*** Data ***
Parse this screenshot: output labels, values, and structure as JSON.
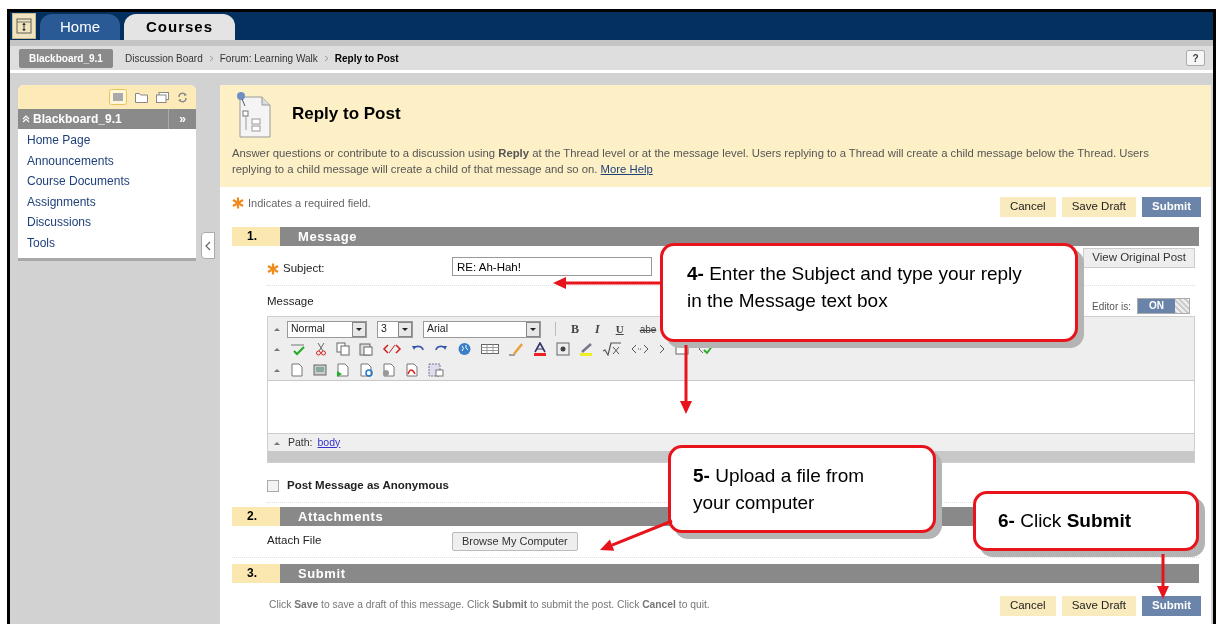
{
  "nav": {
    "tabs": [
      {
        "label": "Home",
        "selected": false
      },
      {
        "label": "Courses",
        "selected": true
      }
    ]
  },
  "breadcrumb": {
    "course": "Blackboard_9.1",
    "items": [
      {
        "label": "Discussion Board",
        "current": false
      },
      {
        "label": "Forum: Learning Walk",
        "current": false
      },
      {
        "label": "Reply to Post",
        "current": true
      }
    ],
    "help": "?"
  },
  "course_menu": {
    "title": "Blackboard_9.1",
    "expand": "»",
    "items": [
      "Home Page",
      "Announcements",
      "Course Documents",
      "Assignments",
      "Discussions",
      "Tools"
    ]
  },
  "page_header": {
    "title": "Reply to Post",
    "description": "Answer questions or contribute to a discussion using **Reply** at the Thread level or at the message level. Users replying to a Thread will create a child message below the Thread. Users replying to a child message will create a child of that message and so on.",
    "help_link": "More Help"
  },
  "required_note": "Indicates a required field.",
  "top_buttons": [
    {
      "label": "Cancel",
      "kind": "secondary"
    },
    {
      "label": "Save Draft",
      "kind": "secondary"
    },
    {
      "label": "Submit",
      "kind": "primary"
    }
  ],
  "sections": [
    {
      "number": "1.",
      "title": "Message",
      "kind": "message",
      "subject_label": "Subject:",
      "subject_value": "RE: Ah-Hah!",
      "view_original": "View Original Post",
      "message_label": "Message",
      "editor_toggle": {
        "label": "Editor is:",
        "text": "ON",
        "on": true
      },
      "selects": [
        "Normal",
        "3",
        "Arial"
      ],
      "format_buttons": [
        {
          "text": "B",
          "kind": "bold"
        },
        {
          "text": "I",
          "kind": "italic"
        },
        {
          "text": "U",
          "kind": "underline"
        },
        {
          "text": "abe",
          "kind": "strike"
        }
      ],
      "path_label": "Path:",
      "path_link": "body",
      "anonymous": {
        "label": "Post Message as Anonymous",
        "checked": false
      }
    },
    {
      "number": "2.",
      "title": "Attachments",
      "kind": "attachments",
      "label": "Attach File",
      "button": "Browse My Computer"
    },
    {
      "number": "3.",
      "title": "Submit",
      "kind": "submit",
      "instructions": "Click **Save** to save a draft of this message. Click **Submit** to submit the post. Click **Cancel** to quit.",
      "buttons": [
        {
          "label": "Cancel",
          "kind": "secondary"
        },
        {
          "label": "Save Draft",
          "kind": "secondary"
        },
        {
          "label": "Submit",
          "kind": "primary"
        }
      ]
    }
  ],
  "callouts": [
    {
      "text": "**4-** Enter the Subject and type your reply in the Message text box"
    },
    {
      "text": "**5-** Upload a file from your computer"
    },
    {
      "text": "**6-** Click **Submit**"
    }
  ]
}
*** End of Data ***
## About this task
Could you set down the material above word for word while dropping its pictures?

## Answer for this exercise
Parse this screenshot: output labels, values, and structure as JSON.
{
  "nav": {
    "tabs": [
      {
        "label": "Home",
        "selected": false
      },
      {
        "label": "Courses",
        "selected": true
      }
    ]
  },
  "breadcrumb": {
    "course": "Blackboard_9.1",
    "items": [
      {
        "label": "Discussion Board",
        "current": false
      },
      {
        "label": "Forum: Learning Walk",
        "current": false
      },
      {
        "label": "Reply to Post",
        "current": true
      }
    ],
    "help": "?"
  },
  "course_menu": {
    "title": "Blackboard_9.1",
    "expand": "»",
    "items": [
      "Home Page",
      "Announcements",
      "Course Documents",
      "Assignments",
      "Discussions",
      "Tools"
    ]
  },
  "page_header": {
    "title": "Reply to Post",
    "description": "Answer questions or contribute to a discussion using **Reply** at the Thread level or at the message level. Users replying to a Thread will create a child message below the Thread. Users replying to a child message will create a child of that message and so on.",
    "help_link": "More Help"
  },
  "required_note": "Indicates a required field.",
  "top_buttons": [
    {
      "label": "Cancel",
      "kind": "secondary"
    },
    {
      "label": "Save Draft",
      "kind": "secondary"
    },
    {
      "label": "Submit",
      "kind": "primary"
    }
  ],
  "sections": [
    {
      "number": "1.",
      "title": "Message",
      "kind": "message",
      "subject_label": "Subject:",
      "subject_value": "RE: Ah-Hah!",
      "view_original": "View Original Post",
      "message_label": "Message",
      "editor_toggle": {
        "label": "Editor is:",
        "text": "ON",
        "on": true
      },
      "selects": [
        "Normal",
        "3",
        "Arial"
      ],
      "format_buttons": [
        {
          "text": "B",
          "kind": "bold"
        },
        {
          "text": "I",
          "kind": "italic"
        },
        {
          "text": "U",
          "kind": "underline"
        },
        {
          "text": "abe",
          "kind": "strike"
        }
      ],
      "path_label": "Path:",
      "path_link": "body",
      "anonymous": {
        "label": "Post Message as Anonymous",
        "checked": false
      }
    },
    {
      "number": "2.",
      "title": "Attachments",
      "kind": "attachments",
      "label": "Attach File",
      "button": "Browse My Computer"
    },
    {
      "number": "3.",
      "title": "Submit",
      "kind": "submit",
      "instructions": "Click **Save** to save a draft of this message. Click **Submit** to submit the post. Click **Cancel** to quit.",
      "buttons": [
        {
          "label": "Cancel",
          "kind": "secondary"
        },
        {
          "label": "Save Draft",
          "kind": "secondary"
        },
        {
          "label": "Submit",
          "kind": "primary"
        }
      ]
    }
  ],
  "callouts": [
    {
      "text": "**4-** Enter the Subject and type your reply in the Message text box"
    },
    {
      "text": "**5-** Upload a file from your computer"
    },
    {
      "text": "**6-** Click **Submit**"
    }
  ]
}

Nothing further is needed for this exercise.